* **WHAT TO PRODUCE**
Copy out each record that follows exactly, and omit any picture you find.

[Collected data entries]

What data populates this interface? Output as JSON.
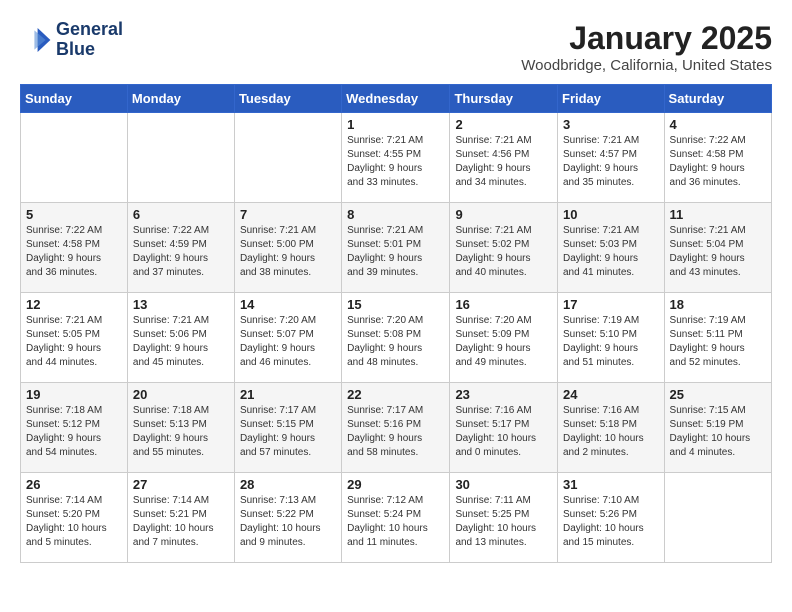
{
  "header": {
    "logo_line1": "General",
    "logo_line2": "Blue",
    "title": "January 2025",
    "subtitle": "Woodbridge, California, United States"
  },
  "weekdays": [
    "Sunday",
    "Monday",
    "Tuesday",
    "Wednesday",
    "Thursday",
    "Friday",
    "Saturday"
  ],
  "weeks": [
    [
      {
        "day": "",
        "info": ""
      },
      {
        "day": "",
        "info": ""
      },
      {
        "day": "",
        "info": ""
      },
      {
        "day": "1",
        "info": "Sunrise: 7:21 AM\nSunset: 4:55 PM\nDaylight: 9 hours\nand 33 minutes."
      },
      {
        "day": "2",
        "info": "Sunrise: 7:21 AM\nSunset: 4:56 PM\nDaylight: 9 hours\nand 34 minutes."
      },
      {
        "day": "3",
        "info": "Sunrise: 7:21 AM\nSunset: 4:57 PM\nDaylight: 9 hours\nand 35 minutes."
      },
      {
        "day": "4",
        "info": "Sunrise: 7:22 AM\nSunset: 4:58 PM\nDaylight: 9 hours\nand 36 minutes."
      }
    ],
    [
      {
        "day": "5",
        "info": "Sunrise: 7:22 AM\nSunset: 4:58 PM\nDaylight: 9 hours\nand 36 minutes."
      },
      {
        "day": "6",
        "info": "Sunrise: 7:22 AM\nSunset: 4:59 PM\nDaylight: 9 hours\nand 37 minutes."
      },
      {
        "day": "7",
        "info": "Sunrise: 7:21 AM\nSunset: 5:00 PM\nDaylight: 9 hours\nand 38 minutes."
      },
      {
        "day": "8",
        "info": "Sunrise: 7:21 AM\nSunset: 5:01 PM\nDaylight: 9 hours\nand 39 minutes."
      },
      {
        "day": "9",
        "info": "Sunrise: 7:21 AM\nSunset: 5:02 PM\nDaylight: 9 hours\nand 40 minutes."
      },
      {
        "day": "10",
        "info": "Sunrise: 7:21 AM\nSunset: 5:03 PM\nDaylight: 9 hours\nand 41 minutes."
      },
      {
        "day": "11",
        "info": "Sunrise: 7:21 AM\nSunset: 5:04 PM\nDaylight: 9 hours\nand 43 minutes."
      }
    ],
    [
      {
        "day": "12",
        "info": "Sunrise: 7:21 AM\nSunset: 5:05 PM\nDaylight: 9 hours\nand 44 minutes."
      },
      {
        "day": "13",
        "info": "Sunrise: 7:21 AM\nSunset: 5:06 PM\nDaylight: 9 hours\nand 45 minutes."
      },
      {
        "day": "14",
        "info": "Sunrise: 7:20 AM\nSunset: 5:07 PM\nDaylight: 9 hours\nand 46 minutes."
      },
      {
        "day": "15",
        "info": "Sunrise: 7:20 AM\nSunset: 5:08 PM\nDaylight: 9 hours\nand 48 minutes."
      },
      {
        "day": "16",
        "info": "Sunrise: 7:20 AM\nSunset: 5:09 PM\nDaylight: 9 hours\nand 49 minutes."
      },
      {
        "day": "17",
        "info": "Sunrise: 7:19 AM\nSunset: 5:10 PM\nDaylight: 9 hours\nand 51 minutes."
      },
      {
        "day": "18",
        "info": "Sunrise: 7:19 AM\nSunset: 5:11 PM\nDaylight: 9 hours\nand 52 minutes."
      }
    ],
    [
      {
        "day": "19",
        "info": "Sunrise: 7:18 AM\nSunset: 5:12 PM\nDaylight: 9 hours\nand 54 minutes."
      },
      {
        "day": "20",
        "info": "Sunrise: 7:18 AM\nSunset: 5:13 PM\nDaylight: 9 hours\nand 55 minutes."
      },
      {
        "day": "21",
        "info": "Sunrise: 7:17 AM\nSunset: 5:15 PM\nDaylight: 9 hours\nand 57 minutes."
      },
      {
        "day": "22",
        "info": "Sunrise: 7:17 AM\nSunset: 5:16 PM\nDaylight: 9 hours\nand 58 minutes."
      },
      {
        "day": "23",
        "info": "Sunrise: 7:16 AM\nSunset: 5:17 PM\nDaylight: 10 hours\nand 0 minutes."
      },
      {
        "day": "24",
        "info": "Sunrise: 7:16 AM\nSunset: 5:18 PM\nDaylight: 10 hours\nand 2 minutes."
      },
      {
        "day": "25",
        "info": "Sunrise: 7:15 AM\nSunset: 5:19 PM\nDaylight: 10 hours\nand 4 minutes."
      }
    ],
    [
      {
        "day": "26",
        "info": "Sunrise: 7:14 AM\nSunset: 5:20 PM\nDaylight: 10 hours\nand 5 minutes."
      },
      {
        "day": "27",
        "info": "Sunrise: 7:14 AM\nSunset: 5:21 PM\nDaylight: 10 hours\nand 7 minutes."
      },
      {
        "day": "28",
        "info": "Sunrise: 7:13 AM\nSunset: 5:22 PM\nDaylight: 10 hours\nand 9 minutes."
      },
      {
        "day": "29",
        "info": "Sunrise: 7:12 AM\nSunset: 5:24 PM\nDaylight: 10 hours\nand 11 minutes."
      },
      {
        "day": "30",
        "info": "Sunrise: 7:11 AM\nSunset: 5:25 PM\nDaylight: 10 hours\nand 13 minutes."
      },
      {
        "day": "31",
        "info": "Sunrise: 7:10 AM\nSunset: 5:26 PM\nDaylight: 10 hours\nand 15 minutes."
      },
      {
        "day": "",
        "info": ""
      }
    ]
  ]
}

* **EXPECTED ANSWER**
What data populates this interface? Output as JSON.
{
  "header": {
    "logo_line1": "General",
    "logo_line2": "Blue",
    "title": "January 2025",
    "subtitle": "Woodbridge, California, United States"
  },
  "weekdays": [
    "Sunday",
    "Monday",
    "Tuesday",
    "Wednesday",
    "Thursday",
    "Friday",
    "Saturday"
  ],
  "weeks": [
    [
      {
        "day": "",
        "info": ""
      },
      {
        "day": "",
        "info": ""
      },
      {
        "day": "",
        "info": ""
      },
      {
        "day": "1",
        "info": "Sunrise: 7:21 AM\nSunset: 4:55 PM\nDaylight: 9 hours\nand 33 minutes."
      },
      {
        "day": "2",
        "info": "Sunrise: 7:21 AM\nSunset: 4:56 PM\nDaylight: 9 hours\nand 34 minutes."
      },
      {
        "day": "3",
        "info": "Sunrise: 7:21 AM\nSunset: 4:57 PM\nDaylight: 9 hours\nand 35 minutes."
      },
      {
        "day": "4",
        "info": "Sunrise: 7:22 AM\nSunset: 4:58 PM\nDaylight: 9 hours\nand 36 minutes."
      }
    ],
    [
      {
        "day": "5",
        "info": "Sunrise: 7:22 AM\nSunset: 4:58 PM\nDaylight: 9 hours\nand 36 minutes."
      },
      {
        "day": "6",
        "info": "Sunrise: 7:22 AM\nSunset: 4:59 PM\nDaylight: 9 hours\nand 37 minutes."
      },
      {
        "day": "7",
        "info": "Sunrise: 7:21 AM\nSunset: 5:00 PM\nDaylight: 9 hours\nand 38 minutes."
      },
      {
        "day": "8",
        "info": "Sunrise: 7:21 AM\nSunset: 5:01 PM\nDaylight: 9 hours\nand 39 minutes."
      },
      {
        "day": "9",
        "info": "Sunrise: 7:21 AM\nSunset: 5:02 PM\nDaylight: 9 hours\nand 40 minutes."
      },
      {
        "day": "10",
        "info": "Sunrise: 7:21 AM\nSunset: 5:03 PM\nDaylight: 9 hours\nand 41 minutes."
      },
      {
        "day": "11",
        "info": "Sunrise: 7:21 AM\nSunset: 5:04 PM\nDaylight: 9 hours\nand 43 minutes."
      }
    ],
    [
      {
        "day": "12",
        "info": "Sunrise: 7:21 AM\nSunset: 5:05 PM\nDaylight: 9 hours\nand 44 minutes."
      },
      {
        "day": "13",
        "info": "Sunrise: 7:21 AM\nSunset: 5:06 PM\nDaylight: 9 hours\nand 45 minutes."
      },
      {
        "day": "14",
        "info": "Sunrise: 7:20 AM\nSunset: 5:07 PM\nDaylight: 9 hours\nand 46 minutes."
      },
      {
        "day": "15",
        "info": "Sunrise: 7:20 AM\nSunset: 5:08 PM\nDaylight: 9 hours\nand 48 minutes."
      },
      {
        "day": "16",
        "info": "Sunrise: 7:20 AM\nSunset: 5:09 PM\nDaylight: 9 hours\nand 49 minutes."
      },
      {
        "day": "17",
        "info": "Sunrise: 7:19 AM\nSunset: 5:10 PM\nDaylight: 9 hours\nand 51 minutes."
      },
      {
        "day": "18",
        "info": "Sunrise: 7:19 AM\nSunset: 5:11 PM\nDaylight: 9 hours\nand 52 minutes."
      }
    ],
    [
      {
        "day": "19",
        "info": "Sunrise: 7:18 AM\nSunset: 5:12 PM\nDaylight: 9 hours\nand 54 minutes."
      },
      {
        "day": "20",
        "info": "Sunrise: 7:18 AM\nSunset: 5:13 PM\nDaylight: 9 hours\nand 55 minutes."
      },
      {
        "day": "21",
        "info": "Sunrise: 7:17 AM\nSunset: 5:15 PM\nDaylight: 9 hours\nand 57 minutes."
      },
      {
        "day": "22",
        "info": "Sunrise: 7:17 AM\nSunset: 5:16 PM\nDaylight: 9 hours\nand 58 minutes."
      },
      {
        "day": "23",
        "info": "Sunrise: 7:16 AM\nSunset: 5:17 PM\nDaylight: 10 hours\nand 0 minutes."
      },
      {
        "day": "24",
        "info": "Sunrise: 7:16 AM\nSunset: 5:18 PM\nDaylight: 10 hours\nand 2 minutes."
      },
      {
        "day": "25",
        "info": "Sunrise: 7:15 AM\nSunset: 5:19 PM\nDaylight: 10 hours\nand 4 minutes."
      }
    ],
    [
      {
        "day": "26",
        "info": "Sunrise: 7:14 AM\nSunset: 5:20 PM\nDaylight: 10 hours\nand 5 minutes."
      },
      {
        "day": "27",
        "info": "Sunrise: 7:14 AM\nSunset: 5:21 PM\nDaylight: 10 hours\nand 7 minutes."
      },
      {
        "day": "28",
        "info": "Sunrise: 7:13 AM\nSunset: 5:22 PM\nDaylight: 10 hours\nand 9 minutes."
      },
      {
        "day": "29",
        "info": "Sunrise: 7:12 AM\nSunset: 5:24 PM\nDaylight: 10 hours\nand 11 minutes."
      },
      {
        "day": "30",
        "info": "Sunrise: 7:11 AM\nSunset: 5:25 PM\nDaylight: 10 hours\nand 13 minutes."
      },
      {
        "day": "31",
        "info": "Sunrise: 7:10 AM\nSunset: 5:26 PM\nDaylight: 10 hours\nand 15 minutes."
      },
      {
        "day": "",
        "info": ""
      }
    ]
  ]
}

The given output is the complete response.